Losing your past and your future
The UN has warned that up to half a million people could flee Afghanistan by the end of the year, in addition to the 2.5 million Afghans already registered as refugees across the world.
Neighboring countries have been urged to keep their borders open and the United Nations High Commissioner for Refugees (UNHCR) has urged the EU to take in more than 40,000 over five years.
But we do not know what their future holds for them.
The arrival of more than one million migrants on European shores in 2015, many of them Syrian asylum seekers fleeing a brutal civil war, sparked political chaos as nations clashed over who should take responsibility for it. responsibility.
Nobel laureate Abdulrazak Gurnah, who has strongly criticized European and British responses, is among a growing body of writers telling the refugee story.
Earlier this month, Gurnah won the most prestigious award in literature for his decades-long work rooted in colonialism and immigration.
Thuy, who holds an honorary doctorate from Concordia University in Montreal for giving a voice to the refugee experience, passionately believes that newcomers have the ability to enrich a country – but she concedes that welcoming them is a ” total bet ”.
“When you are in a refugee camp, you have lost your past, you no longer have an identity,” said the 53-year-old.
“And you don’t have a future because you don’t even know when you’re going to eat next, let alone where you’ll be next.”
Its own story is a testament to how this bet can pay off.
Thuy and his family arrived in Malaysia penniless, aboard a wooden boat that crumbled moments after landing on the shore, and lived in a makeshift hut so small they were forced into to sleep “as if we were in a game of Tetris”.
Three decades later, she returned to the Southeast Asian country as part of a delegation from Canada – the country that hosted her – after winning a prestigious national literary award for her first novel. Ru.
In the meantime, she obtained a degree in translation – financing her studies by working as a seamstress – and qualified as a lawyer.
In 2018, Thuy was among four shortlisted authors for the Nobel Prize for Alternative Literature, a prize created after a scandal at the Swedish Academy that normally awards the prestigious prize.
Restore their humanity
Thuy, who is married to a Quebec-born lawyer and has two sons, now writes to shed light on the pasts of others who have been forgotten.
His latest book Em, originally written in French, the language of his Quebec, his adopted country, weaves scraps of Vietnamese lives before and after the war and gently exposes their link with the identity of the diaspora.

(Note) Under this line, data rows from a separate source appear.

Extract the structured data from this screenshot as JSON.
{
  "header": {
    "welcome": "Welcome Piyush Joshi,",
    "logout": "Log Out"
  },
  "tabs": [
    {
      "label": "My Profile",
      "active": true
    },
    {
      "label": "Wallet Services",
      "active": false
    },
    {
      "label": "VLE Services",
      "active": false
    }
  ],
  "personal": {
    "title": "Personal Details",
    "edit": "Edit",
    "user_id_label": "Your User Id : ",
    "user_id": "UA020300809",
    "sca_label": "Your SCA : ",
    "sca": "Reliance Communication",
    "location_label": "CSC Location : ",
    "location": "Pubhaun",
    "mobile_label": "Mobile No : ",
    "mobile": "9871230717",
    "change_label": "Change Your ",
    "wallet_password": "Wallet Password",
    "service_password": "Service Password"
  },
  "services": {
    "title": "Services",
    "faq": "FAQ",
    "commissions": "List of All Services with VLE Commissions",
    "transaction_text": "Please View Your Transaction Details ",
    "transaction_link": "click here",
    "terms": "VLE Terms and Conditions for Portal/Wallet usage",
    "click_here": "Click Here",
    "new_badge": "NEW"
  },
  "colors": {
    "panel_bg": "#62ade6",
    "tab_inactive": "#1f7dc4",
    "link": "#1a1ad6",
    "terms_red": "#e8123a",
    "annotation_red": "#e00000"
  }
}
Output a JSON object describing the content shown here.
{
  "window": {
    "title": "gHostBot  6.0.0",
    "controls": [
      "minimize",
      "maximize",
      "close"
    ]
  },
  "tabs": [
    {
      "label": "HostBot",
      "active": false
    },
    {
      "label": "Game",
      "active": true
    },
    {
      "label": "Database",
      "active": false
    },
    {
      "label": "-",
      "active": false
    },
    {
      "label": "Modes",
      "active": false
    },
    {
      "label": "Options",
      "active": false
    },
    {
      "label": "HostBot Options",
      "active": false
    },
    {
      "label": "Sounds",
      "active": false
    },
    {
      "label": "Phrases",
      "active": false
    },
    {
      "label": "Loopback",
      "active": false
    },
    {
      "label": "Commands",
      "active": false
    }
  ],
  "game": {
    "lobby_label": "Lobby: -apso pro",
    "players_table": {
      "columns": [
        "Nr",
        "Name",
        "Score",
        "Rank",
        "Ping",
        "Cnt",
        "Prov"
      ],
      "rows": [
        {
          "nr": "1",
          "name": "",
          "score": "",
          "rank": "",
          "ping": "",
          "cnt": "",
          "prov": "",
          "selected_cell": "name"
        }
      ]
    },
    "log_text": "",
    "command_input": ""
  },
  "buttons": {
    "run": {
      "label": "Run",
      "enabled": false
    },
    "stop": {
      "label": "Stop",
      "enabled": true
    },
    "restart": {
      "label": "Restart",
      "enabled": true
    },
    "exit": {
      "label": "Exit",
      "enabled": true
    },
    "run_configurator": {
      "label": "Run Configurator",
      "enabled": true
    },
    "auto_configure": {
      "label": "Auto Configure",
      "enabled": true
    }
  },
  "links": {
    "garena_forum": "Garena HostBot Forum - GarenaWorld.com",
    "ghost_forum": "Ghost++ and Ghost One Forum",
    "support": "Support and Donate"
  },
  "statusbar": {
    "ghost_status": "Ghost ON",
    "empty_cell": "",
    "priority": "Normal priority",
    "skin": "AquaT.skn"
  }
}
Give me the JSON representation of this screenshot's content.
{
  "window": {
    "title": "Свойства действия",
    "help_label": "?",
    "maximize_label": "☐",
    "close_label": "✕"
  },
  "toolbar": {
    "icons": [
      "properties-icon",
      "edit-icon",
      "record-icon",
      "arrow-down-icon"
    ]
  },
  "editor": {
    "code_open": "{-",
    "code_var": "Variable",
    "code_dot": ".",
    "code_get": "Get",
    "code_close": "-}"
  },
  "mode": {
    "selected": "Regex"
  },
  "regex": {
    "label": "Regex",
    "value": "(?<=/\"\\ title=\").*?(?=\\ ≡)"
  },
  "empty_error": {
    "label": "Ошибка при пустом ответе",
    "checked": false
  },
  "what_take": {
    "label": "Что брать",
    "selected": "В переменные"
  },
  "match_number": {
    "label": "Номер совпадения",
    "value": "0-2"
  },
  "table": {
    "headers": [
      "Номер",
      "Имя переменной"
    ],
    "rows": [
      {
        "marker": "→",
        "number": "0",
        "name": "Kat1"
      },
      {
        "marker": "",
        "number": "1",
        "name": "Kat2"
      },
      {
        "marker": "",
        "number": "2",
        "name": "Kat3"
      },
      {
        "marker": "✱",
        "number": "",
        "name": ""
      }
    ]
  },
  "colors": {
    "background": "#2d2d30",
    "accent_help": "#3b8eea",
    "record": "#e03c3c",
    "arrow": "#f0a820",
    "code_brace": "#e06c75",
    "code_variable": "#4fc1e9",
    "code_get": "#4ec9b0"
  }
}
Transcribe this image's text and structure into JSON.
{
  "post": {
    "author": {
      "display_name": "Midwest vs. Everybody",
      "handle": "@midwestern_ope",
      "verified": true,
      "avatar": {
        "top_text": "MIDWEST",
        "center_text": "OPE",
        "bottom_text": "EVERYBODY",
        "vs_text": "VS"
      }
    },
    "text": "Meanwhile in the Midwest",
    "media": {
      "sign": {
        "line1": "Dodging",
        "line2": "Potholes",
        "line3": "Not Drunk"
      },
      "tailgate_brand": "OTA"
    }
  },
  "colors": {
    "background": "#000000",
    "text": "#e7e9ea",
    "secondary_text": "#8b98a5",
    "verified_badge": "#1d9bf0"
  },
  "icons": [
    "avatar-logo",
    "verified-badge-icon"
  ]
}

Based on real stories but using fictional characters, the novel winds between the rubber plantations of the French colonial era, Saigon at the end of the war when thousands of children were evacuated during “Operation Babylift” and the new homelands of those who escaped.
The ingenuity of the Vietnamese diaspora is also in the spotlight.
One story reveals how they came to dominate the nail industry following a manicure class hosted by Alfred Hitchcock actress Tippi Hedren. The birds – during a visit to a camp in 1975.
These 20 class refugees settled in California, passed their skills on to a few dozen others, and in just a few short years the community has opened lounges around the world.
For Thuy, delving into the complex stories of refugees is an essential part of restoring their humanity.
“I don’t need the readers to understand, I just need them to feel something,” she says. – AFP